Meet the Hollywood Therapists!
The ideas we have about therapy are formed from what we see in the movies and on television – but how true are they?
Although many Australians (currently 5% of the population) are currently seeing counsellors, psychologists and psychotherapists, many of us don't have a clear idea about what it is like to see a therapist, or what the therapists will be like. But we all have seen therapists portrayed on television or in the movies. On the screen, therapists come in a limited number of flavours;
Hollywood therapist #1 – the well-meaning bumbler
This Hollywood therapist is the one with the frizzy hair and the crystals in her office. She is a little interested in what her clients say, but she is much more interested in what she has to say. This therapist often seems someone who portrays themselves as open to new and innovative ways of thinking, but is in reality very fixed in her ideas. She talks of purging negative emotions, and seems much more like a new-age guru than a therapist. In the movies, her clients always eventually see through her.
When the client tries to leave the therapy, she clings.
Hollywood therapist #2 – the unconvential genius
When you meet this Hollywood therapist he is bounding around the room. He's wearing a bow tie. He’s wired. He interrupts the client with his pithy truths, cutting away misconception and fuzzy thinking with pruning shears. He sees each client for 1 or 2 sessions and they’re cured. He's wealthy and has an opulent office – or he works for nearly nothing in a clinic. His colleagues are seemingly envious as they don't see his genius.
He’s brilliant, he cuts corners, and he’s unethical.
Hollywood therapist #3 – the sleeper
This therapist is old and stuffy. He sits and makes notes, with his legs crossed. He has a grey beard and heavy glasses. His eyebrows move a little, but even they don't move much. If you are his client, he doesn't seem to care if you come, he doesn't seem to care if you go. He occasionally speaks, but only to say something profound and coldly sums your personality up in 7 words.
He is unshockable, immovable and ultimately uninvolved.
Hollywood therapist #4 – the charlatan
The charlatan can look like any of the other types but if you are his client, he is either out to sleep with you, or your wife, or take all your money. Or take over the world. He's crazier than you are, but he seems normal until halfway through the movie.
But more than any of these, Hollywood therapist is mainly a plot device. He's there in a handful of scenes. He makes a bit of a difference to the lives of his clients, but since the client is the main character in the story, it's the main character who ultimately makes the changes for themselves.
This is so different from reality. Although there are many different ways of doing therapy, and some of them can superficially look like these stereotypes, a real-world therapist is going to be different to this. For one thing, they're going to be there for a while – good work usually takes some time. Secondly, a good therapist will listen very intently to the things you have to say, and will be capable of being moved – if you something sad, you can expect that they will feel some of your sadness; when you experience joy, you can expect that they will share in it. A good therapist is an involved therapist.
The key difference

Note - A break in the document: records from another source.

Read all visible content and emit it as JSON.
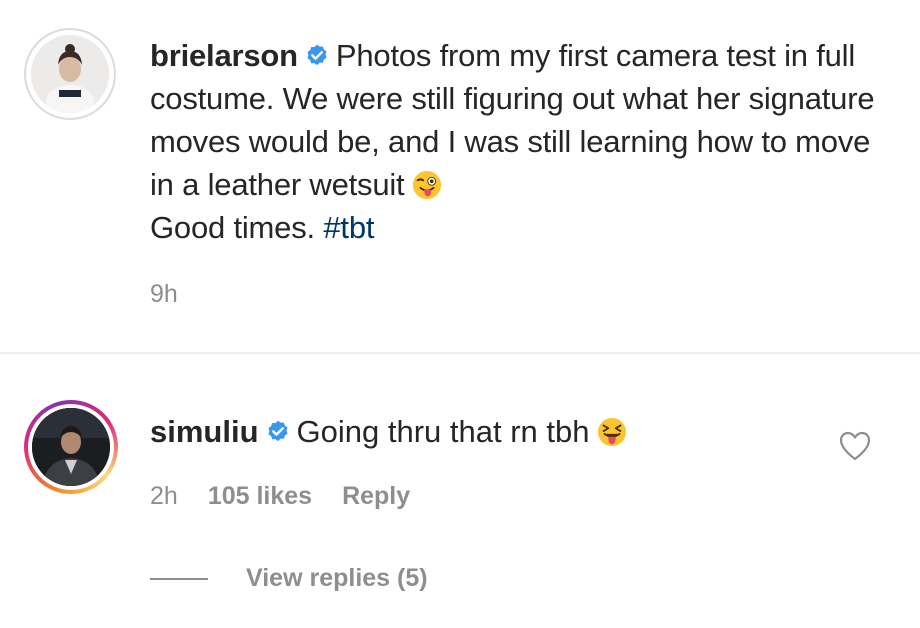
{
  "caption": {
    "username": "brielarson",
    "verified": true,
    "text": "Photos from my first camera test in full costume. We were still figuring out what her signature moves would be, and I was still learning how to move in a leather wetsuit",
    "emoji": "winking-face-with-tongue",
    "text_after_emoji": "Good times.",
    "hashtag": "#tbt",
    "time": "9h"
  },
  "comment": {
    "username": "simuliu",
    "verified": true,
    "text": "Going thru that rn tbh",
    "emoji": "squinting-face-with-tongue",
    "time": "2h",
    "likes": "105 likes",
    "reply_label": "Reply",
    "view_replies_label": "View replies (5)"
  },
  "colors": {
    "verified_blue": "#3897f0",
    "hashtag": "#00376b",
    "meta_gray": "#8e8e8e",
    "text": "#262626"
  }
}
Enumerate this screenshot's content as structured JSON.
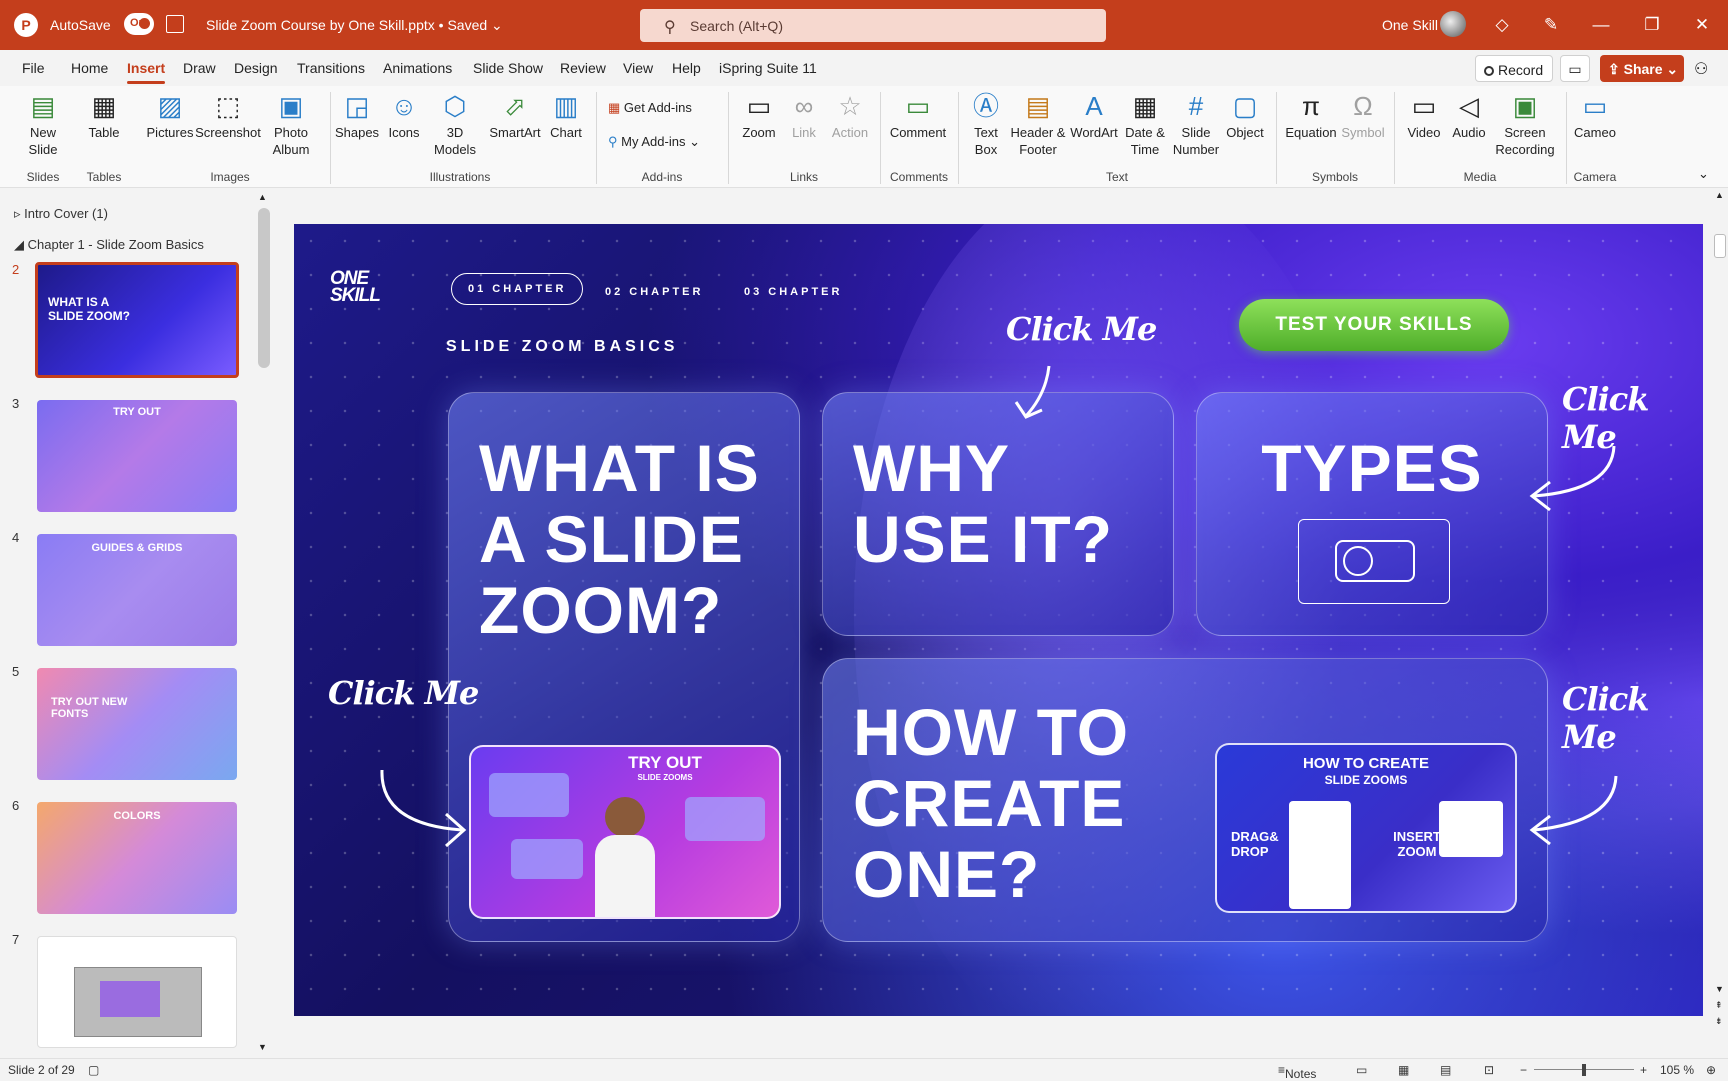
{
  "titlebar": {
    "autosave": "AutoSave",
    "toggle": "On",
    "doc_title": "Slide Zoom Course by One Skill.pptx • Saved",
    "search_placeholder": "Search (Alt+Q)",
    "user": "One Skill"
  },
  "menu": {
    "tabs": [
      "File",
      "Home",
      "Insert",
      "Draw",
      "Design",
      "Transitions",
      "Animations",
      "Slide Show",
      "Review",
      "View",
      "Help",
      "iSpring Suite 11"
    ],
    "active": "Insert",
    "record": "Record",
    "share": "Share"
  },
  "ribbon": {
    "buttons": {
      "new_slide": "New Slide",
      "table": "Table",
      "pictures": "Pictures",
      "screenshot": "Screenshot",
      "photo_album": "Photo Album",
      "shapes": "Shapes",
      "icons": "Icons",
      "models": "3D Models",
      "smartart": "SmartArt",
      "chart": "Chart",
      "get_addins": "Get Add-ins",
      "my_addins": "My Add-ins",
      "zoom": "Zoom",
      "link": "Link",
      "action": "Action",
      "comment": "Comment",
      "text_box": "Text Box",
      "header_footer": "Header & Footer",
      "wordart": "WordArt",
      "date_time": "Date & Time",
      "slide_number": "Slide Number",
      "object": "Object",
      "equation": "Equation",
      "symbol": "Symbol",
      "video": "Video",
      "audio": "Audio",
      "screen_recording": "Screen Recording",
      "cameo": "Cameo"
    },
    "groups": [
      "Slides",
      "Tables",
      "Images",
      "Illustrations",
      "Add-ins",
      "Links",
      "Comments",
      "Text",
      "Symbols",
      "Media",
      "Camera"
    ]
  },
  "pane": {
    "sections": [
      "Intro Cover (1)",
      "Chapter 1 - Slide Zoom Basics"
    ],
    "thumbs": [
      {
        "num": "2",
        "text": "WHAT IS A SLIDE ZOOM?"
      },
      {
        "num": "3",
        "text": "TRY OUT"
      },
      {
        "num": "4",
        "text": "GUIDES & GRIDS"
      },
      {
        "num": "5",
        "text": "TRY OUT NEW FONTS"
      },
      {
        "num": "6",
        "text": "COLORS"
      },
      {
        "num": "7",
        "text": ""
      }
    ]
  },
  "slide": {
    "logo_line1": "ONE",
    "logo_line2": "SKILL",
    "chapters": [
      "01 CHAPTER",
      "02 CHAPTER",
      "03 CHAPTER"
    ],
    "title": "SLIDE ZOOM BASICS",
    "test_btn": "TEST YOUR SKILLS",
    "cards": {
      "what": "WHAT IS A SLIDE ZOOM?",
      "why": "WHY USE IT?",
      "types": "TYPES",
      "how": "HOW TO CREATE ONE?"
    },
    "click_me": "Click Me",
    "mini_try": "TRY OUT",
    "mini_try_sub": "SLIDE ZOOMS",
    "mini_how": "HOW TO CREATE",
    "mini_how_sub": "SLIDE ZOOMS",
    "mini_opt1": "DRAG& DROP",
    "mini_opt2": "INSERT ZOOM"
  },
  "status": {
    "slide_count": "Slide 2 of 29",
    "notes": "Notes",
    "zoom": "105 %"
  },
  "colors": {
    "accent": "#c43e1c",
    "test_btn": "#6cc63d"
  }
}
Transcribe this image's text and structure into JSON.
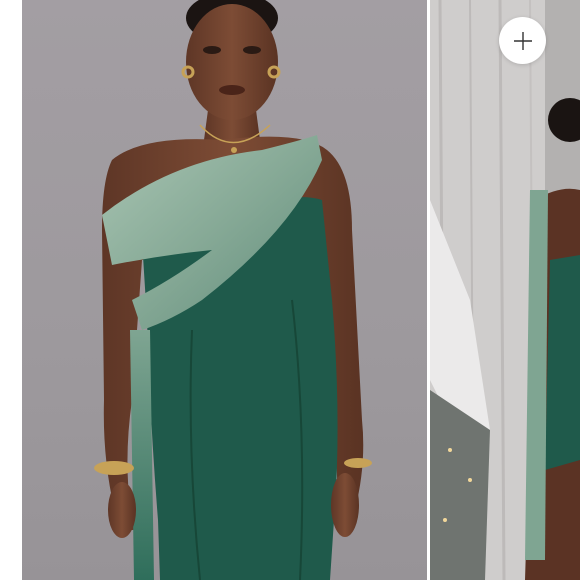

But the most important difference you can expect from a real-world therapist will be their commitment to you. Throughout the time of the therapy, when your family is sick of your problems and when friends are no longer interested in talking about it, your therapist will be there listening, supporting and helping you through. While family and friends can dominate the conversation, with a therapist it’s your time. Lastly, when you're not sure you can go on and when nothing else seems reliable or stable, then there will be an hour a week where the time will be yours, a place where you will always be welcome, where you won't be told to be quiet and you won't have to listen to another’s problems.
And on top of all this, change will often happen in the same way winter turns to spring. No matter how long this takes – months or years – your therapist will be there with you.
– Tim Hill